And as, organizations requires order, and as, every organization faces its own ethical problems, having a well-defined code of ethics is more than important to safeguard the organization against unethical practices detrimental to the organization’s reputation and services (Heermance 1). This is so because code of ethics set the tone for the expected company’s behavior as, “it outlines uniform policies, standards and punishments for violations” (Pride, Hughes, & Kapoor 45), thereby guiding organizations in dealing with and judging “situations not specifically covered in written instructions” (Canton 13). These make code of ethics more than important to the organization as it ensures order in and secures the organization.

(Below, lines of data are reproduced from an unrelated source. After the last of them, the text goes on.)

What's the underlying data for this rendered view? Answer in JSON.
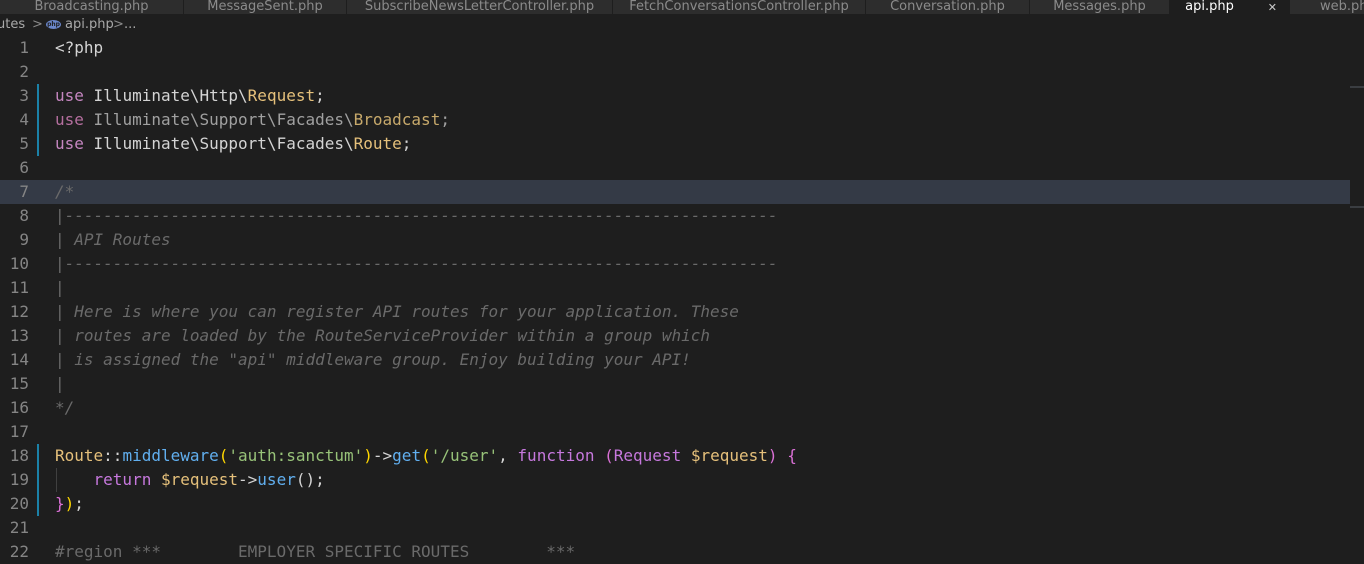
{
  "tabs": [
    {
      "label": "Broadcasting.php"
    },
    {
      "label": "MessageSent.php"
    },
    {
      "label": "SubscribeNewsLetterController.php"
    },
    {
      "label": "FetchConversationsController.php"
    },
    {
      "label": "Conversation.php"
    },
    {
      "label": "Messages.php"
    },
    {
      "label": "api.php",
      "close": "✕"
    },
    {
      "label": "web.php"
    }
  ],
  "breadcrumb": {
    "folder": "routes",
    "separator": ">",
    "file_icon": "php-file-icon",
    "file_icon_text": "php",
    "file": "api.php",
    "more": "..."
  },
  "editor": {
    "lines": [
      {
        "num": "1",
        "tokens": [
          {
            "t": "<?php",
            "c": "#d4d4d4"
          }
        ]
      },
      {
        "num": "2",
        "tokens": []
      },
      {
        "num": "3",
        "tokens": [
          {
            "t": "use",
            "c": "#c586c0"
          },
          {
            "t": " Illuminate\\Http\\",
            "c": "#d4d4d4"
          },
          {
            "t": "Request",
            "c": "#e5c07b"
          },
          {
            "t": ";",
            "c": "#d4d4d4"
          }
        ]
      },
      {
        "num": "4",
        "tokens": [
          {
            "t": "use",
            "c": "#b56f9f"
          },
          {
            "t": " Illuminate\\Support\\Facades\\",
            "c": "#a0a0a0"
          },
          {
            "t": "Broadcast",
            "c": "#c7a96b"
          },
          {
            "t": ";",
            "c": "#a0a0a0"
          }
        ]
      },
      {
        "num": "5",
        "tokens": [
          {
            "t": "use",
            "c": "#c586c0"
          },
          {
            "t": " Illuminate\\Support\\Facades\\",
            "c": "#d4d4d4"
          },
          {
            "t": "Route",
            "c": "#e5c07b"
          },
          {
            "t": ";",
            "c": "#d4d4d4"
          }
        ]
      },
      {
        "num": "6",
        "tokens": []
      },
      {
        "num": "7",
        "tokens": [
          {
            "t": "/*",
            "c": "#6a6a6a",
            "i": true
          }
        ]
      },
      {
        "num": "8",
        "tokens": [
          {
            "t": "|--------------------------------------------------------------------------",
            "c": "#6a6a6a",
            "i": true
          }
        ]
      },
      {
        "num": "9",
        "tokens": [
          {
            "t": "| API Routes",
            "c": "#6a6a6a",
            "i": true
          }
        ]
      },
      {
        "num": "10",
        "tokens": [
          {
            "t": "|--------------------------------------------------------------------------",
            "c": "#6a6a6a",
            "i": true
          }
        ]
      },
      {
        "num": "11",
        "tokens": [
          {
            "t": "|",
            "c": "#6a6a6a",
            "i": true
          }
        ]
      },
      {
        "num": "12",
        "tokens": [
          {
            "t": "| Here is where you can register API routes for your application. These",
            "c": "#6a6a6a",
            "i": true
          }
        ]
      },
      {
        "num": "13",
        "tokens": [
          {
            "t": "| routes are loaded by the RouteServiceProvider within a group which",
            "c": "#6a6a6a",
            "i": true
          }
        ]
      },
      {
        "num": "14",
        "tokens": [
          {
            "t": "| is assigned the \"api\" middleware group. Enjoy building your API!",
            "c": "#6a6a6a",
            "i": true
          }
        ]
      },
      {
        "num": "15",
        "tokens": [
          {
            "t": "|",
            "c": "#6a6a6a",
            "i": true
          }
        ]
      },
      {
        "num": "16",
        "tokens": [
          {
            "t": "*/",
            "c": "#6a6a6a",
            "i": true
          }
        ]
      },
      {
        "num": "17",
        "tokens": []
      },
      {
        "num": "18",
        "tokens": [
          {
            "t": "Route",
            "c": "#e5c07b"
          },
          {
            "t": "::",
            "c": "#d4d4d4"
          },
          {
            "t": "middleware",
            "c": "#61afef"
          },
          {
            "t": "(",
            "c": "#ffd700"
          },
          {
            "t": "'auth:sanctum'",
            "c": "#98c379"
          },
          {
            "t": ")",
            "c": "#ffd700"
          },
          {
            "t": "->",
            "c": "#d4d4d4"
          },
          {
            "t": "get",
            "c": "#61afef"
          },
          {
            "t": "(",
            "c": "#ffd700"
          },
          {
            "t": "'/user'",
            "c": "#98c379"
          },
          {
            "t": ", ",
            "c": "#d4d4d4"
          },
          {
            "t": "function",
            "c": "#c678dd"
          },
          {
            "t": " ",
            "c": "#d4d4d4"
          },
          {
            "t": "(",
            "c": "#da70d6"
          },
          {
            "t": "Request",
            "c": "#c678dd"
          },
          {
            "t": " ",
            "c": "#d4d4d4"
          },
          {
            "t": "$request",
            "c": "#e5c07b"
          },
          {
            "t": ")",
            "c": "#da70d6"
          },
          {
            "t": " ",
            "c": "#d4d4d4"
          },
          {
            "t": "{",
            "c": "#da70d6"
          }
        ]
      },
      {
        "num": "19",
        "tokens": [
          {
            "t": "    ",
            "c": "#d4d4d4"
          },
          {
            "t": "return",
            "c": "#c678dd"
          },
          {
            "t": " ",
            "c": "#d4d4d4"
          },
          {
            "t": "$request",
            "c": "#e5c07b"
          },
          {
            "t": "->",
            "c": "#d4d4d4"
          },
          {
            "t": "user",
            "c": "#61afef"
          },
          {
            "t": "();",
            "c": "#d4d4d4"
          }
        ]
      },
      {
        "num": "20",
        "tokens": [
          {
            "t": "}",
            "c": "#da70d6"
          },
          {
            "t": ")",
            "c": "#ffd700"
          },
          {
            "t": ";",
            "c": "#d4d4d4"
          }
        ]
      },
      {
        "num": "21",
        "tokens": []
      },
      {
        "num": "22",
        "tokens": [
          {
            "t": "#region ***        EMPLOYER SPECIFIC ROUTES        ***",
            "c": "#6a6a6a"
          }
        ]
      }
    ]
  }
}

In business, not all gifts are pleasant and safe to receive as, these can be sources of ethical issues, specifically conflict of interest – “occurs when a person’s or organization’s obligation to act in the interest of another is interested with by a competing interest that may obstruct the fulfillment of that obligation” (Crane & Matten 366) as illustrated in the case under review. Here, the stakeholders – the owner of a small printing business unexpectedly received a parcel containing 12 bottles of expensive scotch whisky in the mail from the manager of the business’s biggest contract delivery company, two weeks before New Year, yet a few weeks before the expiration of their contract. First, although gift giving is generally an act of goodwill, it is also a bribe. In this case, factors drawing the line between goodwill and bribe such as the relationship of the giver to the receiver, the timing, the costs, and the manner of delivery, indicate that the gift is meant to gain (Roa 106) the owner’s choice of Delivery Company in favor of the gift-giver as against other applicants. In this light, acceptance of this gift